Excerpts from an interface dataset
● ● ● ● ●
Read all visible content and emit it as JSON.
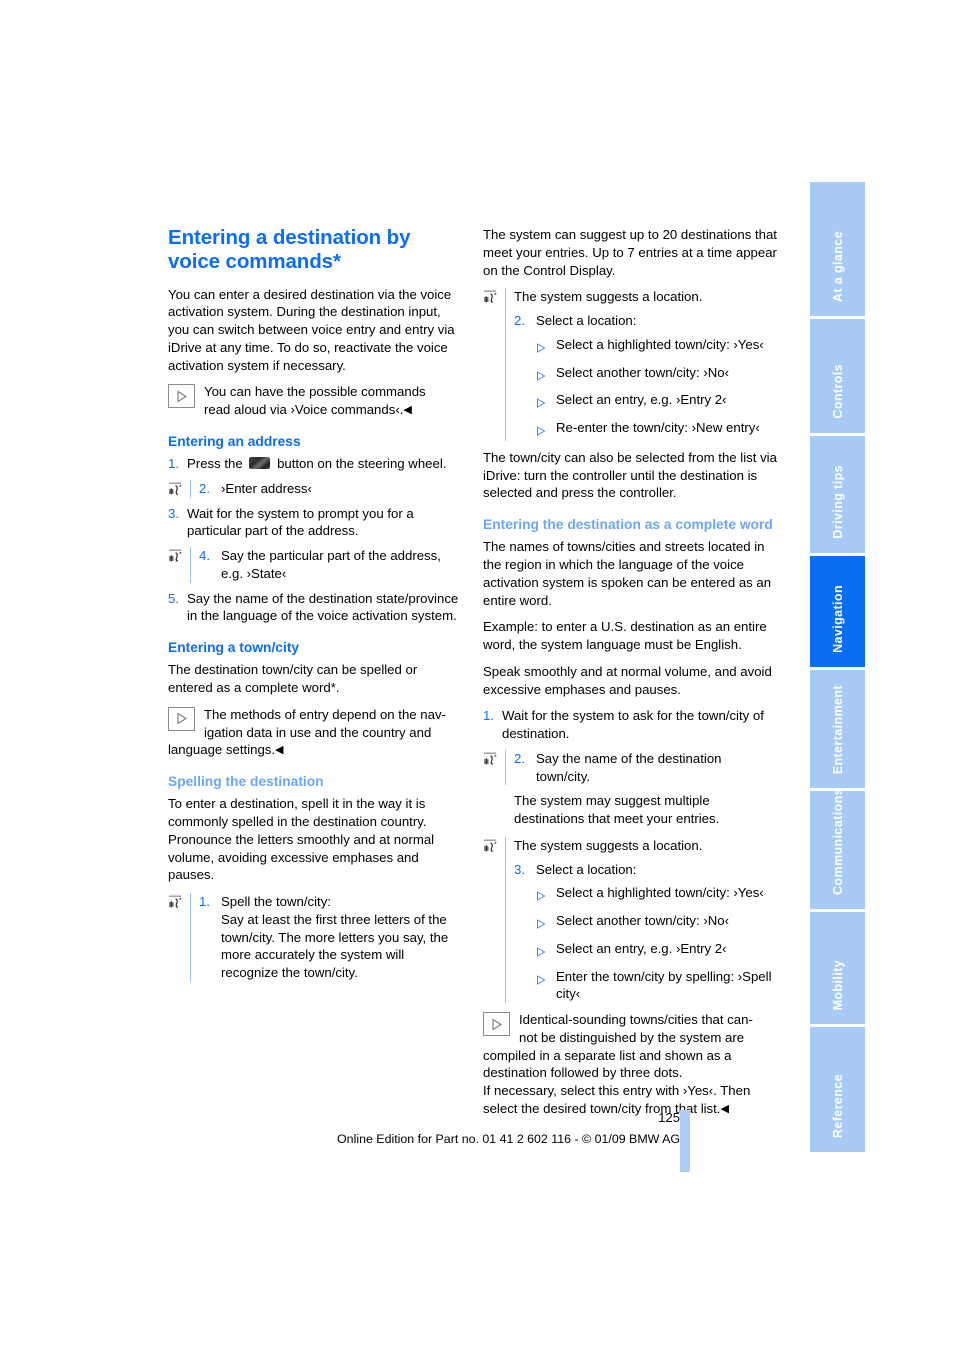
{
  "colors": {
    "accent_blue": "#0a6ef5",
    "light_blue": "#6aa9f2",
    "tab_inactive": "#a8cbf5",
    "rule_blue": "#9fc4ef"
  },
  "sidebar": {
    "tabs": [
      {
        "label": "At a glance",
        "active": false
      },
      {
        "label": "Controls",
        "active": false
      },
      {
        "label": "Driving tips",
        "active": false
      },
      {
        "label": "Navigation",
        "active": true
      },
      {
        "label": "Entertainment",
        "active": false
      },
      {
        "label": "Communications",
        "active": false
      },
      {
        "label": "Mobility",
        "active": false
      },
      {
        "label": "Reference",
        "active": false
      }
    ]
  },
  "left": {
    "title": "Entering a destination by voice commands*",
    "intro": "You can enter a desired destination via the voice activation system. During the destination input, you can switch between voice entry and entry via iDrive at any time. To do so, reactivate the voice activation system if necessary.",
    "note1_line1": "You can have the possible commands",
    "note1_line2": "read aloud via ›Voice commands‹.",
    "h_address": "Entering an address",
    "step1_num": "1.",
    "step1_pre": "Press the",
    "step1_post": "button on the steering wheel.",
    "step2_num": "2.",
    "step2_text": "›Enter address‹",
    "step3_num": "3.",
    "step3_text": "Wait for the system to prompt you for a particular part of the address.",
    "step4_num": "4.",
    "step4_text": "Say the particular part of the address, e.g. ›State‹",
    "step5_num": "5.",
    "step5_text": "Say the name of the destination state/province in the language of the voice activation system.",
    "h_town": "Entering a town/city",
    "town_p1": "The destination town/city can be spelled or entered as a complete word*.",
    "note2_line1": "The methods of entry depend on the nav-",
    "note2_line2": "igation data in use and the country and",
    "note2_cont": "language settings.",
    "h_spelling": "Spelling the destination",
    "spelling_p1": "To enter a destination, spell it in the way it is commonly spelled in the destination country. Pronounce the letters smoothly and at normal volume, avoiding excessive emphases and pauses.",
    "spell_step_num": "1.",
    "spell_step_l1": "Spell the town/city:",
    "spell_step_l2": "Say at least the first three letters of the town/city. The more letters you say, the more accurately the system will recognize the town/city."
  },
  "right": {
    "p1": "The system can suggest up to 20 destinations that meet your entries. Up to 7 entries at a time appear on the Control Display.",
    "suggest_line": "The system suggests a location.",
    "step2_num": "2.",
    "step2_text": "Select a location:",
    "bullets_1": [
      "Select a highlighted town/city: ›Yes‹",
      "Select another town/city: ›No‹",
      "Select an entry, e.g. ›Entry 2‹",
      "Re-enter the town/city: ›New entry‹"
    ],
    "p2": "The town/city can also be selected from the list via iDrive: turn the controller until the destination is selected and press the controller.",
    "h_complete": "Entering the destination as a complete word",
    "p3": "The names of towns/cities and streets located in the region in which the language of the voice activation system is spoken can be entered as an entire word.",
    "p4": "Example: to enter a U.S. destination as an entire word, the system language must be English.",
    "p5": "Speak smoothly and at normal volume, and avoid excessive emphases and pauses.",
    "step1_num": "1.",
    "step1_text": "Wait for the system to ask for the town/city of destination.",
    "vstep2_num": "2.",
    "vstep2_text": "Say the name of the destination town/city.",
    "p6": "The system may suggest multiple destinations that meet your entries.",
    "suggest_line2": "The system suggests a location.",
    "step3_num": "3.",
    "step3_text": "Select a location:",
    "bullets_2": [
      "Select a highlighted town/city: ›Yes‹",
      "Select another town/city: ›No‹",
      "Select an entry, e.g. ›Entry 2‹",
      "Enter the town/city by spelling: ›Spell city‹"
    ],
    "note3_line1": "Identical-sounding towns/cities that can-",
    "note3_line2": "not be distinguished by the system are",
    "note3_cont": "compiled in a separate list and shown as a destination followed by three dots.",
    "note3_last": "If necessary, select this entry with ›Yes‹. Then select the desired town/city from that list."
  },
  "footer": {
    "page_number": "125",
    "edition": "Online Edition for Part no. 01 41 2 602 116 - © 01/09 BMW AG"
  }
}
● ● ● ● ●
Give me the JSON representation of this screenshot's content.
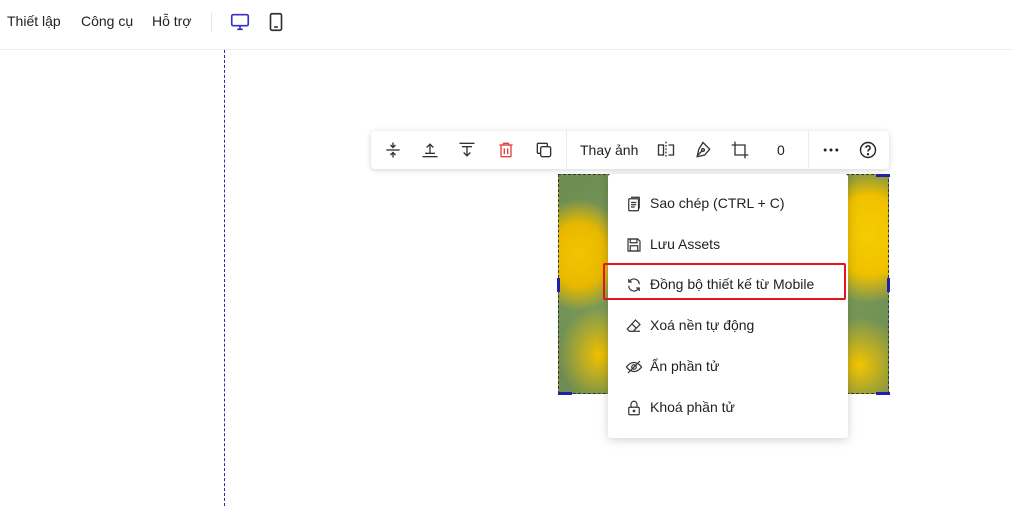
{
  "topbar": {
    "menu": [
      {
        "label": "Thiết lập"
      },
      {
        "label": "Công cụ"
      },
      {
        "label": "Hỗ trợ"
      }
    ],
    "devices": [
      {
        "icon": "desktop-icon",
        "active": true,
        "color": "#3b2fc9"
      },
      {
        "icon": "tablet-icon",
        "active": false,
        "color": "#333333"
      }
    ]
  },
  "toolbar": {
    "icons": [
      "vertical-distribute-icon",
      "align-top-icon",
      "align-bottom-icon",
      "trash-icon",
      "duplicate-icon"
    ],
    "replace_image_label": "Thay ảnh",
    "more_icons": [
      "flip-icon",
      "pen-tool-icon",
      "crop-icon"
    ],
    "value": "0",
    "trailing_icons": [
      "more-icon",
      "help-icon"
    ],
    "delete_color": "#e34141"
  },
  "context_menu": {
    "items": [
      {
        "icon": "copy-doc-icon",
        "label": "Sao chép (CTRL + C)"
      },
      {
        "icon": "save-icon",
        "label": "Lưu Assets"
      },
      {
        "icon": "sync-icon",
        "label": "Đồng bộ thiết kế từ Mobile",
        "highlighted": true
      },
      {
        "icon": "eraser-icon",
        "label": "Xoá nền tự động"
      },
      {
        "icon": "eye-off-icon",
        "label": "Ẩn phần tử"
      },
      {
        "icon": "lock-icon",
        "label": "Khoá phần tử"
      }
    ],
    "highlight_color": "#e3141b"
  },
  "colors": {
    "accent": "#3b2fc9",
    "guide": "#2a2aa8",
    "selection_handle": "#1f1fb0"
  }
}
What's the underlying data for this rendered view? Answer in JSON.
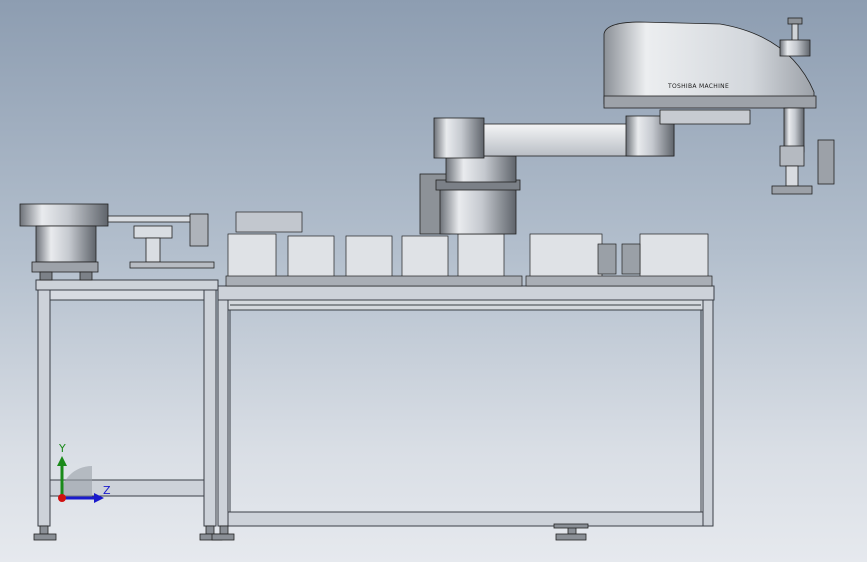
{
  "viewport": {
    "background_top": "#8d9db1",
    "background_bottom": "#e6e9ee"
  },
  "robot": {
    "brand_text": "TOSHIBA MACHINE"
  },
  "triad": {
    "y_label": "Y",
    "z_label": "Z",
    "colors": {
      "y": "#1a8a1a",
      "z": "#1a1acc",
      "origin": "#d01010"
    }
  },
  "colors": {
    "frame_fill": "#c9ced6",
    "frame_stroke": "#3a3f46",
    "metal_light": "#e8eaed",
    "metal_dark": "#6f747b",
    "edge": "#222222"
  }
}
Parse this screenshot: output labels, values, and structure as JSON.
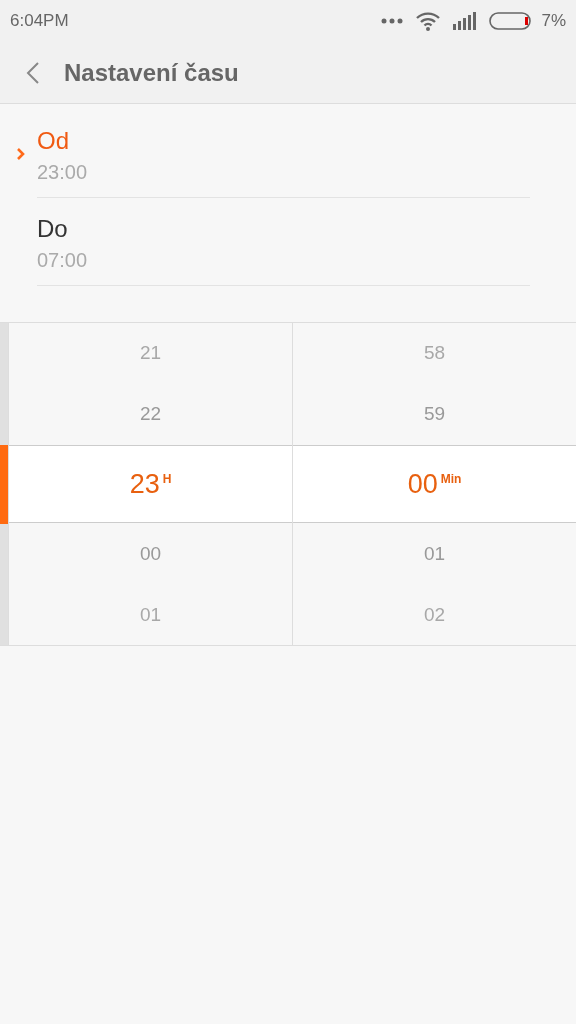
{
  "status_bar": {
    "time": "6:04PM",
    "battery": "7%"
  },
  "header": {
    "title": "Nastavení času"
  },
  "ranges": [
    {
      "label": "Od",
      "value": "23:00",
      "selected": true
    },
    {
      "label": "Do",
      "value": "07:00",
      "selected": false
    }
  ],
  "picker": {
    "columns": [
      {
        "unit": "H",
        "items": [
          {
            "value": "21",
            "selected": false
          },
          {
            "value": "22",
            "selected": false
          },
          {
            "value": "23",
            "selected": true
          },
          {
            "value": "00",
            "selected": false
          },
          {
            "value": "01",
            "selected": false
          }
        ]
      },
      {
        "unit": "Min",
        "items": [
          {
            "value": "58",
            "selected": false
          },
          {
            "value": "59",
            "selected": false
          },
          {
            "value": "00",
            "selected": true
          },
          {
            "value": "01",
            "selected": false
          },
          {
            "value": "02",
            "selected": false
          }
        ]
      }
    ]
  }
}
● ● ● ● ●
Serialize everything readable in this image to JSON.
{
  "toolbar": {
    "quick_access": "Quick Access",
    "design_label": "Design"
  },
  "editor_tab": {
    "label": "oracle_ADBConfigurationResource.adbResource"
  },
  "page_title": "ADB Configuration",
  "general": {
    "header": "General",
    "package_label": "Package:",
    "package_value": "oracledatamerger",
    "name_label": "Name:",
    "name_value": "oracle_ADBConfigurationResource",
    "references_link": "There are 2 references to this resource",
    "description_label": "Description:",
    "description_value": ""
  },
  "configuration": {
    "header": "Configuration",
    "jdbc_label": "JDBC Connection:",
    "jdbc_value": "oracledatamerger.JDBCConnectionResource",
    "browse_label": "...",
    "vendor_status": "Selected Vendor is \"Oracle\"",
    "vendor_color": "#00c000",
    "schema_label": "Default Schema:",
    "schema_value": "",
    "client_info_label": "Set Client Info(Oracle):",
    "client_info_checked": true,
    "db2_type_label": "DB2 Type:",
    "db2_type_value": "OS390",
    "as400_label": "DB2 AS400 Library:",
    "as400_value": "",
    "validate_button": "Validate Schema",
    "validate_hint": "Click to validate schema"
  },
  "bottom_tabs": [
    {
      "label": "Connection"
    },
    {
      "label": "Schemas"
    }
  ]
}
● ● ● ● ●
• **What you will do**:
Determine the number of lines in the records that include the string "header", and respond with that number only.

• **Exercise answer**:
3